(Prince showing up randomly at a jam session in Hollywood and stunning the audience with a guitar solo.)

Prince’s contrarian views about technology made him seem a bit out of touch to many in my generation.  He was notorious for defending his copyright almost to the point of absurdity.  What was truly absurd: his copyright crusades actually worked for him more often than they failed.  In today’s industry view of artists as some combination of record label fodder and social media clickbait, Prince held his ground and refused to compromise his values. You might not agree with him (Full disclosure: last April Fools’, I kicked around the idea of releasing a video titled, “Postmodern Jukebox Covers Every Prince Song in 5 Minutes” -where the sound was muted, of course), but you can’t help but respect that kind of tenacity.  Like all of the greats, he did things his way.


When I was growing up, I thought that being a great musician was all that it took to be an artist.  Prince taught me that being a great musician was a starting point, not the finish line.  To truly be an artist, you need to go beyond what’s been done before and use your talents to say something new.  Being an artist is not a selfish act, either; it’s creating something for the entire world to enjoy. An artist gives people something to believe in. It’s a privilege, but also a responsibility.

The world may never again see an artist with Prince’s unique set of talents, but his influence will continue to be felt every time an artist wakes up and asks, “Why?” 

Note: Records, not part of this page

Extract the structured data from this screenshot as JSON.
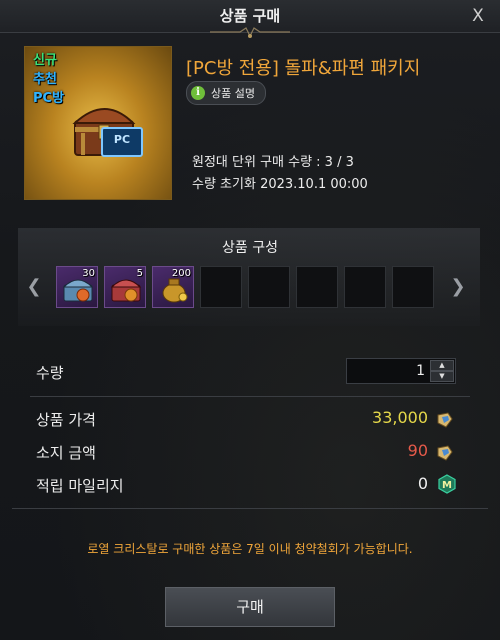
{
  "window": {
    "title": "상품 구매",
    "close_label": "X"
  },
  "product": {
    "badge_new": "신규",
    "badge_recommend": "추천",
    "badge_pcbang": "PC방",
    "pc_tag": "PC",
    "title": "[PC방 전용] 돌파&파편 패키지",
    "desc_button": "상품 설명",
    "purchase_limit": "원정대 단위 구매 수량 : 3 / 3",
    "reset_date": "수량 초기화 2023.10.1 00:00"
  },
  "composition": {
    "title": "상품 구성",
    "slots": [
      {
        "count": "30",
        "icon": "chest-purple-icon"
      },
      {
        "count": "5",
        "icon": "chest-red-icon"
      },
      {
        "count": "200",
        "icon": "gold-pouch-icon"
      },
      {
        "count": "",
        "icon": ""
      },
      {
        "count": "",
        "icon": ""
      },
      {
        "count": "",
        "icon": ""
      },
      {
        "count": "",
        "icon": ""
      },
      {
        "count": "",
        "icon": ""
      }
    ]
  },
  "quantity": {
    "label": "수량",
    "value": "1"
  },
  "price": {
    "label": "상품 가격",
    "value": "33,000"
  },
  "owned": {
    "label": "소지 금액",
    "value": "90"
  },
  "mileage": {
    "label": "적립 마일리지",
    "value": "0"
  },
  "notice": "로열 크리스탈로 구매한 상품은 7일 이내 청약철회가 가능합니다.",
  "buy_button": "구매",
  "colors": {
    "accent_orange": "#f0a63a",
    "price_yellow": "#e5d84a",
    "owned_red": "#e55a4a"
  }
}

“A Strong Spirit Transcends Rules.”

Prince, June 7, 1958- April 21, 2016


-By Scott Bradlee


Header artwork by Cesar Rodriguez.